11.47. When I come back to the game it's sunset. Have I said how much I love how pretty this game is?
11.59. I have to go and take the cat to the vet. Don’t worry, it’s nothing serious.
13.49. As I suspected, the cat is gonna be fine, he just needed antibiotics. Then I went and posted some goodies to various remote team members around the world. I’m writing this while waiting for my cafe coffee before heading back to the office.
15.04. It took me a good 40 minutes to check the next optional ticket. Whew. I honestly don't know how Sam and Isaac managed doing all this with just the two of them, no QA team at all, working on our original game Before We Leave.

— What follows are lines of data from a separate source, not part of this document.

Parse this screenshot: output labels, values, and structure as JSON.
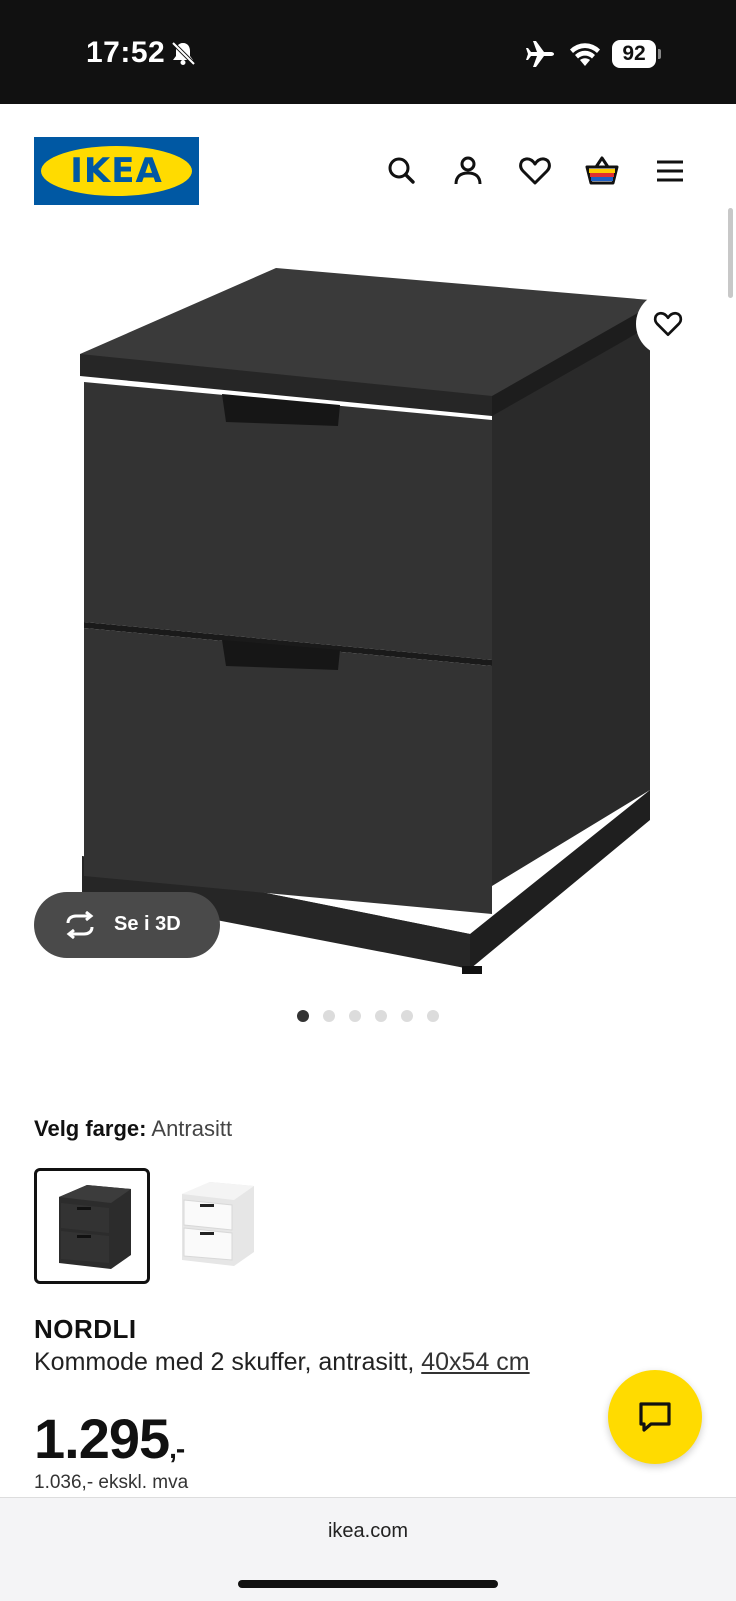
{
  "status_bar": {
    "time": "17:52",
    "battery": "92",
    "icons": [
      "bell-muted-icon",
      "airplane-icon",
      "wifi-icon",
      "battery-icon"
    ]
  },
  "header": {
    "logo_text": "IKEA",
    "icons": [
      "search-icon",
      "account-icon",
      "heart-icon",
      "basket-icon",
      "menu-icon"
    ]
  },
  "gallery": {
    "view_3d_label": "Se i 3D",
    "slide_count": 6,
    "active_slide": 1
  },
  "color_picker": {
    "label": "Velg farge:",
    "selected_value": "Antrasitt",
    "options": [
      "Antrasitt",
      "Hvit"
    ]
  },
  "product": {
    "name": "NORDLI",
    "description": "Kommode med 2 skuffer, antrasitt,",
    "dimensions": "40x54 cm",
    "price_main": "1.295",
    "price_suffix": ",-",
    "price_ex_vat": "1.036,- ekskl. mva"
  },
  "browser": {
    "url": "ikea.com"
  },
  "colors": {
    "ikea_blue": "#0058a3",
    "ikea_yellow": "#ffdb00",
    "status_bar_bg": "#111111",
    "badge_dark": "#4a4a4a"
  }
}
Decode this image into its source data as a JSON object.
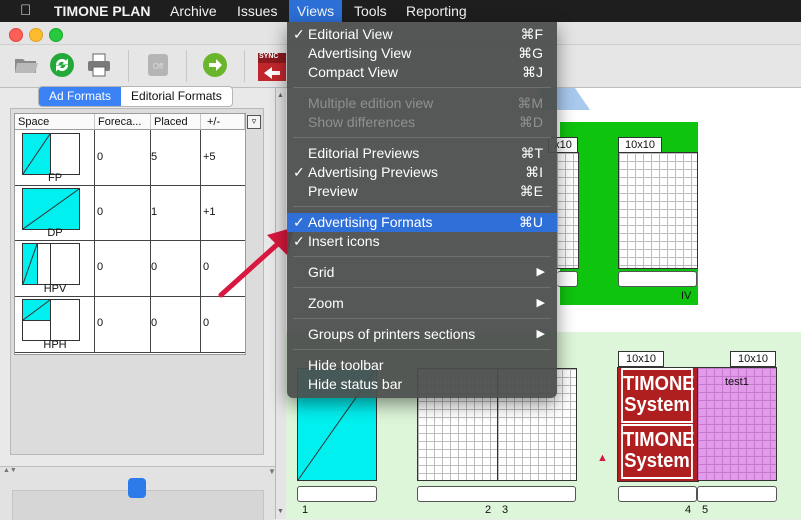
{
  "menubar": {
    "app": "TIMONE PLAN",
    "items": [
      "Archive",
      "Issues",
      "Views",
      "Tools",
      "Reporting"
    ]
  },
  "toolbar": {
    "sync_label": "SYNC"
  },
  "left_panel": {
    "tabs": [
      "Ad Formats",
      "Editorial Formats"
    ],
    "active_tab": "Ad Formats",
    "columns": [
      "Space",
      "Foreca...",
      "Placed",
      "+/-"
    ],
    "rows": [
      {
        "format": "FP",
        "forecast": "0",
        "placed": "5",
        "diff": "+5"
      },
      {
        "format": "DP",
        "forecast": "0",
        "placed": "1",
        "diff": "+1"
      },
      {
        "format": "HPV",
        "forecast": "0",
        "placed": "0",
        "diff": "0"
      },
      {
        "format": "HPH",
        "forecast": "0",
        "placed": "0",
        "diff": "0"
      }
    ]
  },
  "views_menu": {
    "items": [
      {
        "label": "Editorial View",
        "shortcut": "⌘F",
        "checked": true
      },
      {
        "label": "Advertising View",
        "shortcut": "⌘G"
      },
      {
        "label": "Compact View",
        "shortcut": "⌘J"
      },
      {
        "label": "Multiple edition view",
        "shortcut": "⌘M",
        "disabled": true
      },
      {
        "label": "Show differences",
        "shortcut": "⌘D",
        "disabled": true
      },
      {
        "label": "Editorial Previews",
        "shortcut": "⌘T"
      },
      {
        "label": "Advertising Previews",
        "shortcut": "⌘I",
        "checked": true
      },
      {
        "label": "Preview",
        "shortcut": "⌘E"
      },
      {
        "label": "Advertising Formats",
        "shortcut": "⌘U",
        "checked": true,
        "highlighted": true
      },
      {
        "label": "Insert icons",
        "shortcut": "",
        "checked": true
      },
      {
        "label": "Grid",
        "submenu": true
      },
      {
        "label": "Zoom",
        "submenu": true
      },
      {
        "label": "Groups of printers sections",
        "submenu": true
      },
      {
        "label": "Hide toolbar",
        "shortcut": ""
      },
      {
        "label": "Hide status bar",
        "shortcut": ""
      }
    ]
  },
  "pages": {
    "top_labels": [
      "x10",
      "10x10"
    ],
    "top_section_numeral": "IV",
    "bottom_labels": [
      "10x10",
      "10x10"
    ],
    "ad_text": "test1",
    "timone_line1": "TIMONE",
    "timone_line2": "System",
    "page_numbers": [
      "1",
      "2",
      "3",
      "4",
      "5"
    ]
  },
  "colors": {
    "accent": "#2f6fd8",
    "section_green": "#0fc40f",
    "light_green": "#ddf5d8",
    "ad_cyan": "#00f0f0",
    "ad_pink": "#e19be8",
    "timone_red": "#b01f1f",
    "arrow_red": "#d8183e"
  }
}
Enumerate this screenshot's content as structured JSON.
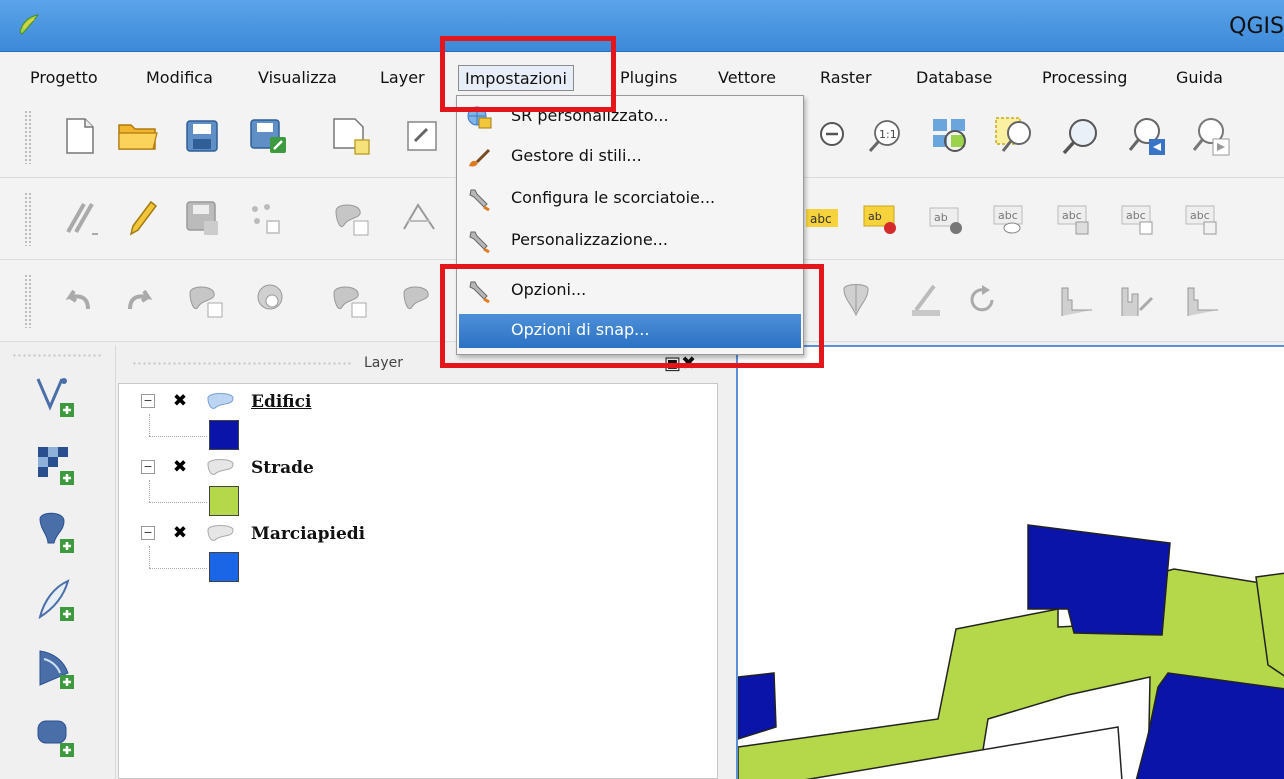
{
  "window": {
    "title": "QGIS"
  },
  "menubar": {
    "items": [
      "Progetto",
      "Modifica",
      "Visualizza",
      "Layer",
      "Impostazioni",
      "Plugins",
      "Vettore",
      "Raster",
      "Database",
      "Processing",
      "Guida"
    ],
    "active": "Impostazioni"
  },
  "settings_menu": {
    "items": [
      {
        "label": "SR personalizzato...",
        "icon": "crs-globe-icon"
      },
      {
        "label": "Gestore di stili...",
        "icon": "style-brush-icon"
      },
      {
        "label": "Configura le scorciatoie...",
        "icon": "wrench-icon"
      },
      {
        "label": "Personalizzazione...",
        "icon": "wrench-icon"
      },
      {
        "label": "Opzioni...",
        "icon": "wrench-icon"
      },
      {
        "label": "Opzioni di snap...",
        "icon": "",
        "highlighted": true
      }
    ]
  },
  "layers_panel": {
    "title": "Layer",
    "layers": [
      {
        "name": "Edifici",
        "checked": true,
        "swatch_color": "#0a14a8",
        "underlined": true
      },
      {
        "name": "Strade",
        "checked": true,
        "swatch_color": "#b4d84a"
      },
      {
        "name": "Marciapiedi",
        "checked": true,
        "swatch_color": "#1a66e6"
      }
    ]
  },
  "colors": {
    "titlebar": "#3d89d8",
    "highlight": "#2c72c4",
    "annotation_red": "#e3161b",
    "road_green": "#b4d84a",
    "building_blue": "#0a14a8"
  }
}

15.07. On the other hand, the next ticket was something I'd just seen during the previous playthrough. I tick that off with a mental flourish.
16.35. It takes as long to write a good ticket as it does to uncover the bug. Have you ever seen those videos of dads following their children's written instructions on how to prepare various simple recipes? I feel like that.
17.23. I wrap up for the day. The day went incredibly fast and I enjoyed it so much I’ve actually offered Nina my services as a QA intern if she needs one, though I’m not sure whether this would make her life easier… It was really nice getting to see the result of everyone’s hard work first hand, and to be part of the organised chaos that is game development.